- **ASSIGNMENT**: Each line below must be printed again exactly.

- **Collection entries**:
>>>

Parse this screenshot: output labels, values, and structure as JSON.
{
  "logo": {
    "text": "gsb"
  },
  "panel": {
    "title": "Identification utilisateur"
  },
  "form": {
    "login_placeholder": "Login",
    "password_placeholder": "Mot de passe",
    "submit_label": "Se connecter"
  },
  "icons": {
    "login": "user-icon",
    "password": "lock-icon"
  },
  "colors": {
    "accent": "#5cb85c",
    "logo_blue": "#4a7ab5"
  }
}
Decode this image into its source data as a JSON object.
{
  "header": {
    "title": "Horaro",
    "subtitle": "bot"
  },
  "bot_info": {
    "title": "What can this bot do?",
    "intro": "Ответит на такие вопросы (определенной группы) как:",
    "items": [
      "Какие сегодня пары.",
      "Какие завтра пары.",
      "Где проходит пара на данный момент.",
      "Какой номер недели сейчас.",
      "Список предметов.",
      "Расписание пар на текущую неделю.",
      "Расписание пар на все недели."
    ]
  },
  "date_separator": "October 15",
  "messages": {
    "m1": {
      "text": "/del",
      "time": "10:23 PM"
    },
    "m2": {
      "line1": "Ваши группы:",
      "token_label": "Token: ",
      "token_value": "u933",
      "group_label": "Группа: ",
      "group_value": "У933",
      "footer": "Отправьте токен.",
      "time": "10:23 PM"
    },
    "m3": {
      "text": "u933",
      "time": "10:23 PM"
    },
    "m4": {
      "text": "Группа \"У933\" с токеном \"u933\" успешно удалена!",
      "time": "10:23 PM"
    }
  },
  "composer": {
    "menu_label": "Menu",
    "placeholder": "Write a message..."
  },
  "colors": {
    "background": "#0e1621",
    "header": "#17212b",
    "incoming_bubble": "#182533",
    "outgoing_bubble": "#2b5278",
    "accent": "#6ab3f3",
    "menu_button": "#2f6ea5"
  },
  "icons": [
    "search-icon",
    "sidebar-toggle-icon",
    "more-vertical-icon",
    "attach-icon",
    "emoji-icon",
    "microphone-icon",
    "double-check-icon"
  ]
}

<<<

- **EXERCISE SOLUTION**:
Parse this screenshot: output labels, values, and structure as JSON.
{
  "logo": {
    "text": "gsb"
  },
  "panel": {
    "title": "Identification utilisateur"
  },
  "form": {
    "login_placeholder": "Login",
    "password_placeholder": "Mot de passe",
    "submit_label": "Se connecter"
  },
  "icons": {
    "login": "user-icon",
    "password": "lock-icon"
  },
  "colors": {
    "accent": "#5cb85c",
    "logo_blue": "#4a7ab5"
  }
}
Decode this image into its source data as a JSON object.
{
  "header": {
    "title": "Horaro",
    "subtitle": "bot"
  },
  "bot_info": {
    "title": "What can this bot do?",
    "intro": "Ответит на такие вопросы (определенной группы) как:",
    "items": [
      "Какие сегодня пары.",
      "Какие завтра пары.",
      "Где проходит пара на данный момент.",
      "Какой номер недели сейчас.",
      "Список предметов.",
      "Расписание пар на текущую неделю.",
      "Расписание пар на все недели."
    ]
  },
  "date_separator": "October 15",
  "messages": {
    "m1": {
      "text": "/del",
      "time": "10:23 PM"
    },
    "m2": {
      "line1": "Ваши группы:",
      "token_label": "Token: ",
      "token_value": "u933",
      "group_label": "Группа: ",
      "group_value": "У933",
      "footer": "Отправьте токен.",
      "time": "10:23 PM"
    },
    "m3": {
      "text": "u933",
      "time": "10:23 PM"
    },
    "m4": {
      "text": "Группа \"У933\" с токеном \"u933\" успешно удалена!",
      "time": "10:23 PM"
    }
  },
  "composer": {
    "menu_label": "Menu",
    "placeholder": "Write a message..."
  },
  "colors": {
    "background": "#0e1621",
    "header": "#17212b",
    "incoming_bubble": "#182533",
    "outgoing_bubble": "#2b5278",
    "accent": "#6ab3f3",
    "menu_button": "#2f6ea5"
  },
  "icons": [
    "search-icon",
    "sidebar-toggle-icon",
    "more-vertical-icon",
    "attach-icon",
    "emoji-icon",
    "microphone-icon",
    "double-check-icon"
  ]
}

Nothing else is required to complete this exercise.